> [DIRECTIONS FOR THIS TASK]: The records that follow are to be printed exactly, with no images.

[Records from a data source]
Start of Block
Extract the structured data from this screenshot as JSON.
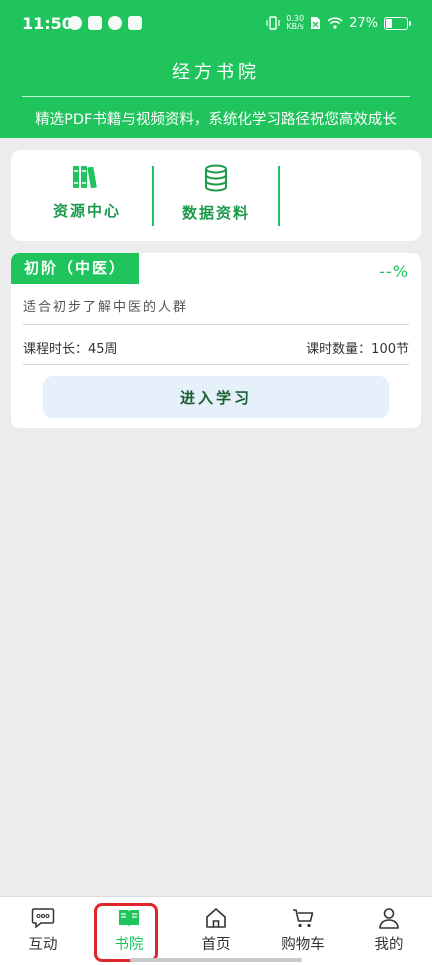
{
  "status_bar": {
    "time": "11:50",
    "net_speed_value": "0.30",
    "net_speed_unit": "KB/s",
    "battery_text": "27%",
    "battery_level": 0.27
  },
  "header": {
    "title": "经方书院",
    "subtitle": "精选PDF书籍与视频资料，系统化学习路径祝您高效成长"
  },
  "resources": {
    "items": [
      {
        "label": "资源中心",
        "icon": "books-icon"
      },
      {
        "label": "数据资料",
        "icon": "database-icon"
      }
    ]
  },
  "course": {
    "level": "初阶（中医）",
    "progress": "--%",
    "description": "适合初步了解中医的人群",
    "duration": "课程时长：45周",
    "lessons": "课时数量：100节",
    "enter_label": "进入学习"
  },
  "bottom_nav": {
    "items": [
      {
        "label": "互动",
        "icon": "chat-bubble-icon"
      },
      {
        "label": "书院",
        "icon": "open-book-icon",
        "active": true
      },
      {
        "label": "首页",
        "icon": "home-icon"
      },
      {
        "label": "购物车",
        "icon": "cart-icon"
      },
      {
        "label": "我的",
        "icon": "person-icon"
      }
    ]
  },
  "colors": {
    "primary_green": "#1fc45d",
    "label_green": "#1d9a4c",
    "highlight_red": "#e0262b",
    "button_bg": "#e6f0fb"
  }
}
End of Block
> [YOUR SOLUTION]:
Extract the structured data from this screenshot as JSON.
{
  "status_bar": {
    "time": "11:50",
    "net_speed_value": "0.30",
    "net_speed_unit": "KB/s",
    "battery_text": "27%",
    "battery_level": 0.27
  },
  "header": {
    "title": "经方书院",
    "subtitle": "精选PDF书籍与视频资料，系统化学习路径祝您高效成长"
  },
  "resources": {
    "items": [
      {
        "label": "资源中心",
        "icon": "books-icon"
      },
      {
        "label": "数据资料",
        "icon": "database-icon"
      }
    ]
  },
  "course": {
    "level": "初阶（中医）",
    "progress": "--%",
    "description": "适合初步了解中医的人群",
    "duration": "课程时长：45周",
    "lessons": "课时数量：100节",
    "enter_label": "进入学习"
  },
  "bottom_nav": {
    "items": [
      {
        "label": "互动",
        "icon": "chat-bubble-icon"
      },
      {
        "label": "书院",
        "icon": "open-book-icon",
        "active": true
      },
      {
        "label": "首页",
        "icon": "home-icon"
      },
      {
        "label": "购物车",
        "icon": "cart-icon"
      },
      {
        "label": "我的",
        "icon": "person-icon"
      }
    ]
  },
  "colors": {
    "primary_green": "#1fc45d",
    "label_green": "#1d9a4c",
    "highlight_red": "#e0262b",
    "button_bg": "#e6f0fb"
  }
}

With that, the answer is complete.